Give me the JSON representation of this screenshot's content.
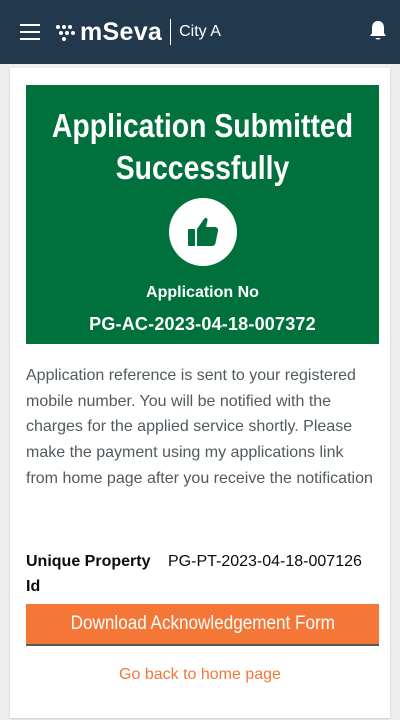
{
  "header": {
    "brand": "mSeva",
    "city": "City A",
    "icons": {
      "menu": "hamburger-menu-icon",
      "notifications": "bell-icon"
    },
    "colors": {
      "background": "#22394d"
    }
  },
  "banner": {
    "title": "Application Submitted Successfully",
    "icon": "thumbs-up-icon",
    "application_no_label": "Application No",
    "application_no": "PG-AC-2023-04-18-007372",
    "colors": {
      "background": "#00703c"
    }
  },
  "message": "Application reference is sent to your registered mobile number. You will be notified with the charges for the applied service shortly. Please make the payment using my applications link from home page after you receive the notification",
  "property": {
    "label": "Unique Property Id",
    "value": "PG-PT-2023-04-18-007126"
  },
  "actions": {
    "download_label": "Download Acknowledgement Form",
    "home_link_label": "Go back to home page",
    "colors": {
      "accent": "#f47738"
    }
  }
}
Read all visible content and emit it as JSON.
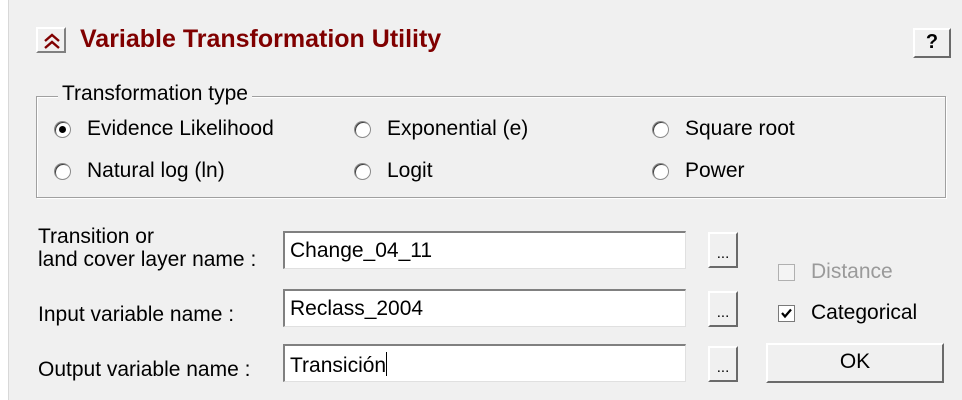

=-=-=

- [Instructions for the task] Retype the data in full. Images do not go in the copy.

- [Written answer]
Give me the JSON representation of this screenshot's content.
{
  "header": {
    "brand": "mSeva",
    "city": "City A",
    "icons": {
      "menu": "hamburger-menu-icon",
      "notifications": "bell-icon"
    },
    "colors": {
      "background": "#22394d"
    }
  },
  "banner": {
    "title": "Application Submitted Successfully",
    "icon": "thumbs-up-icon",
    "application_no_label": "Application No",
    "application_no": "PG-AC-2023-04-18-007372",
    "colors": {
      "background": "#00703c"
    }
  },
  "message": "Application reference is sent to your registered mobile number. You will be notified with the charges for the applied service shortly. Please make the payment using my applications link from home page after you receive the notification",
  "property": {
    "label": "Unique Property Id",
    "value": "PG-PT-2023-04-18-007126"
  },
  "actions": {
    "download_label": "Download Acknowledgement Form",
    "home_link_label": "Go back to home page",
    "colors": {
      "accent": "#f47738"
    }
  }
}
Read all visible content and emit it as JSON.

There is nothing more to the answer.